ISBN/ASIN: 9789027723109,9789400947306 | 1986 | English | pdf | 375/366 pages | 7.55 Mb
Publisher: Springer Netherlands | Author: Robert E. Butts (auth.), Robert E. Butts (eds.) | Edition: 1

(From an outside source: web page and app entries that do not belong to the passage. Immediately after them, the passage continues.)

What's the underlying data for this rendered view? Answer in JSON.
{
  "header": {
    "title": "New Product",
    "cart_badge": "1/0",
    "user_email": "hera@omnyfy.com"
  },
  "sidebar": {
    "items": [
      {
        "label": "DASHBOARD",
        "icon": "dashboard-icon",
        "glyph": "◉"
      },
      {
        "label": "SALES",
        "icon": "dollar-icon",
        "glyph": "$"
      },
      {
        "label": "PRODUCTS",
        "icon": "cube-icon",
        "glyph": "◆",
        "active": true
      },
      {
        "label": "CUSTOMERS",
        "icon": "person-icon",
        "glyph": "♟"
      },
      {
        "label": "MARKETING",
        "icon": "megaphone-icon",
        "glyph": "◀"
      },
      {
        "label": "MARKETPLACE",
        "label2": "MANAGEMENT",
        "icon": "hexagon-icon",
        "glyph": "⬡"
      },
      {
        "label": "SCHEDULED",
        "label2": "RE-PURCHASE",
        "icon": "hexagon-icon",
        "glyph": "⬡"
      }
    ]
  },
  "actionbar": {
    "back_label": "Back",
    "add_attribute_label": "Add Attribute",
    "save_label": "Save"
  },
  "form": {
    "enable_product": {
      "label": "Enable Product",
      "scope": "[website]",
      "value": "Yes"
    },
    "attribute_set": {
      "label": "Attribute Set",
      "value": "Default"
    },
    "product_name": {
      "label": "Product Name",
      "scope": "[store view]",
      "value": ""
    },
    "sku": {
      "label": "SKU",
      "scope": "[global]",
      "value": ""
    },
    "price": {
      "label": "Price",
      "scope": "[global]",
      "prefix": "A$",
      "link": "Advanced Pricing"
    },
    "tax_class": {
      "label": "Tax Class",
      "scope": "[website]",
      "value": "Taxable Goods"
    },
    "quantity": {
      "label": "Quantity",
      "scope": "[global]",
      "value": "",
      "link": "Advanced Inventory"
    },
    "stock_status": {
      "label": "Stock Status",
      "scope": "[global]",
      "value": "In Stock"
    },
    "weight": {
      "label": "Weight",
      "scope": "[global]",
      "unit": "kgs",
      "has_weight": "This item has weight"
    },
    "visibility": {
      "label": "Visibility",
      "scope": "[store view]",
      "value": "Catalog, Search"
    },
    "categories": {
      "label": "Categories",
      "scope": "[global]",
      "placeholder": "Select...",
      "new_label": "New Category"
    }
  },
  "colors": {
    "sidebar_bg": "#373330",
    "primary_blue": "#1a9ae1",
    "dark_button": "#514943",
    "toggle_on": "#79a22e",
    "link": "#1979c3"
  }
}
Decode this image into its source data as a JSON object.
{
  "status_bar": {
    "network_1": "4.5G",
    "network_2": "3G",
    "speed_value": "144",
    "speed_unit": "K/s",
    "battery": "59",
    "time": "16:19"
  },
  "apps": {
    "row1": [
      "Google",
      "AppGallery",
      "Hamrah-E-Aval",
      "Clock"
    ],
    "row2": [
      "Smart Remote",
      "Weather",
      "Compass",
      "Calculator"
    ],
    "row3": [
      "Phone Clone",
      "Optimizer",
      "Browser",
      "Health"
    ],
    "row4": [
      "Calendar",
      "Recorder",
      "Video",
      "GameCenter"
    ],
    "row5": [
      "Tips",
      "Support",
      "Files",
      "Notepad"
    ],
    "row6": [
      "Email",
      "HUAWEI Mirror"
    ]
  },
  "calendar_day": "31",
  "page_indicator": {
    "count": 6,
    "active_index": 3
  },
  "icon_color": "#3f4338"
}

The papers in this volume are offered in celebration of the 200th anni versary of the pub 1 i cat i on of Inmanue 1 Kant's The MetaphysicaL Foundations of NatupaL Science. All of the es says (including the Introduction) save two were written espe ci ally for thi s volume. Gernot Bohme' s paper is an amended and enlarged version of one originally read in the series of lectures and colloquia in philosophy of science offered by Boston University. My own paper is a revised and enlarged version (with an appendix containing completely new material) of one read at the biennial meeting of the Philosophy of Sci ence Association held in Chicago in 1984. Why is it important to devote this attention to Kant's last published work in the philosophy of physics? The excellent essays in the volume will answer the question. I will provide some schematic com ments designed to provide an image leading from the general question to its very specific answers. Kant is best known for hi s monumental Croitique of Pure Reason and for his writings in ethical theory. His "critical" philosophy requires an initial sharp division of knowledge into its theoretical and practical parts. Moral perfection of attempts to act out of duty is the aim of practical reason. The aim of theoretical reason is to know the truth about ma terial and spiritual nature.